Child neuropsychological evaluations are offered to children 13-18 years of age. These evaluations are comprehensive and are aimed at assessing a child’s neurocognitive functions (learning and memory, language and processing, executive functions, attention, motor skills/dexterity), intellectual abilities (verbal and nonverbal, academic skills, and social/emotional/behavioral functioning. Dr. Borgaro specializes in concussion and traumatic brain injury of which treatment/recovery issues and school accommodations are important components of the neuropsychological exam.
An initial consultation is done with the child’s parents/guardian, at which time initial records are reviewed (if available) and the purpose and scope of the evaluation is determined. Sometimes it is determined that a shorter, more focused examination is sufficient in assessing the child’s symptoms and meeting the parent’s objectives. The evaluation is typically scheduled once the consultation has been completed. Depending on the purpose of the evaluation and the child’s functioning, the testing is typically conducted over one to two sessions. Upon completion of the evaluation, a report will be generated and a feedback session will be arranged for a different day. Test results and recommendations will be discussed in detail during the feedback session, and a written report will be provided to the parent (and referring doctor if applicable), as well as other treaters involved in the child’s care if requested.
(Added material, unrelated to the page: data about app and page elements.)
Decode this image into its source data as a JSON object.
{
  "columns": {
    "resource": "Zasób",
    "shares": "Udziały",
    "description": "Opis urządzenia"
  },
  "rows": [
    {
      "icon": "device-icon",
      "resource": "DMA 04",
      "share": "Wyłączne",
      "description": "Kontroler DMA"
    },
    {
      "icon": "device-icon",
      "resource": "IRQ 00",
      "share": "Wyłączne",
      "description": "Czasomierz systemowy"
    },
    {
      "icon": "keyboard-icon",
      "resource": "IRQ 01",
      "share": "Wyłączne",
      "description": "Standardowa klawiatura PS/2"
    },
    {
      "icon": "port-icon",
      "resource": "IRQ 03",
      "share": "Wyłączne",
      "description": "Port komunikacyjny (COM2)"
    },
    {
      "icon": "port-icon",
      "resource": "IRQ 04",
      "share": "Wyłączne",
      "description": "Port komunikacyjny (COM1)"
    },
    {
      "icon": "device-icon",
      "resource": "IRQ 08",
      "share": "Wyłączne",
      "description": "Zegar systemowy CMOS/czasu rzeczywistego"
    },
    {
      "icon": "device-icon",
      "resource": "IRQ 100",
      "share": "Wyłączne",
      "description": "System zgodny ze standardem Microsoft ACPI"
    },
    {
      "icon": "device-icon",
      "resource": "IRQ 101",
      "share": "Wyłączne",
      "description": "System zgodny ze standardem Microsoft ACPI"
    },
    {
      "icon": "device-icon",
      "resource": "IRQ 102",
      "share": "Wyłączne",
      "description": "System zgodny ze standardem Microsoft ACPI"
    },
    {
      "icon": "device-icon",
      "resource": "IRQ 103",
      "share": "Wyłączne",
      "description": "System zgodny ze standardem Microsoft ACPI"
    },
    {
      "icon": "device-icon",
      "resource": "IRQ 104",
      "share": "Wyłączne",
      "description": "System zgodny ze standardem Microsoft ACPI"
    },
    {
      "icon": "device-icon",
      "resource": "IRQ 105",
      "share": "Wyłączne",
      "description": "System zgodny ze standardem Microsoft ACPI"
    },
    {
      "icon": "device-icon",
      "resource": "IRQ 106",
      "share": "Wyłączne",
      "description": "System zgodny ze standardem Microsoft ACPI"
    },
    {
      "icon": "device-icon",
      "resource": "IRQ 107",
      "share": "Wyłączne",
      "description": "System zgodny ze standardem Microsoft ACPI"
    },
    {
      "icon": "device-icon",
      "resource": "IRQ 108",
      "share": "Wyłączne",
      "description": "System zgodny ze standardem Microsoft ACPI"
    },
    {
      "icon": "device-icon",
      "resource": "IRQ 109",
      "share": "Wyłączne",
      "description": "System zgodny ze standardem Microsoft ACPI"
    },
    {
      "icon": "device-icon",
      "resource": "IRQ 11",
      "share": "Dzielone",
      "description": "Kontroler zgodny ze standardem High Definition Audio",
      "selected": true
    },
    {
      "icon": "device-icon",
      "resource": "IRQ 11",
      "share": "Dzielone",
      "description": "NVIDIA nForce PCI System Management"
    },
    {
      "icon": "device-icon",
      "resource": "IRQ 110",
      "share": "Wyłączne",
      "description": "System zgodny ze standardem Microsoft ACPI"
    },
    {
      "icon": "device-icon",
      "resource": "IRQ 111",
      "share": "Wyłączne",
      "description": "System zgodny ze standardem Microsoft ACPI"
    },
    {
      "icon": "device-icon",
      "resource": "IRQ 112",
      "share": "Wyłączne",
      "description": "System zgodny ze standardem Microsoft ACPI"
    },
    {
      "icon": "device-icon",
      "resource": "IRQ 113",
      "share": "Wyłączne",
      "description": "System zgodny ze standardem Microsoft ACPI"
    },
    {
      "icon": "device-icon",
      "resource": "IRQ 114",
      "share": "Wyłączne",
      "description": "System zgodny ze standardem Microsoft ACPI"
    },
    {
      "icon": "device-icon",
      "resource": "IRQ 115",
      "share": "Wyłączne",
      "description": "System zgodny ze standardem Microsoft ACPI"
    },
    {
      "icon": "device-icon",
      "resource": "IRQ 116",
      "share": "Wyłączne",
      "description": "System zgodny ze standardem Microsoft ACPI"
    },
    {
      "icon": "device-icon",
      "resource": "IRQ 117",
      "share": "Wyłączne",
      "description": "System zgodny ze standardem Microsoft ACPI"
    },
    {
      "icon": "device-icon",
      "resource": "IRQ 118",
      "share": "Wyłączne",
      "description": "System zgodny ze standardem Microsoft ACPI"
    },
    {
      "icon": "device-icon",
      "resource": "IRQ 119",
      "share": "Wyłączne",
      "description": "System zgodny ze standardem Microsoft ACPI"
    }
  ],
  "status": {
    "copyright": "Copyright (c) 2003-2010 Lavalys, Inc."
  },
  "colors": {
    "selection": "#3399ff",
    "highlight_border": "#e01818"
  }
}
If we accept your insurance, it is important to realize that insurance carriers will not provide coverage unless there is evidence of a neurological condition. In such cases, you must provide the following evidence to support the need for a neuropsychological evaluation if using medical insurance: (1) documentation of a known or suspected neurological/organic condition responsible for, or directly related to, the child’s symptoms; and (2) a referral from the child’s treating doctor that shows sufficient evidence to support the medical necessity for a neuropsychological evaluation. If these conditions are met, the insurance company must also approve coverage for the referring diagnosis. Insurance carriers typically will not provide coverage for educational evaluations or academic testing, which is necessary to assess for many childhood conditions (e.g., ADHD). For this reason, unless there is evidence of a neurological disorder (e.g., brain injury, stroke, epilepsy, etc.) and the conditions noted above are met, child neuropsychological evaluations are paid privately at the time of service.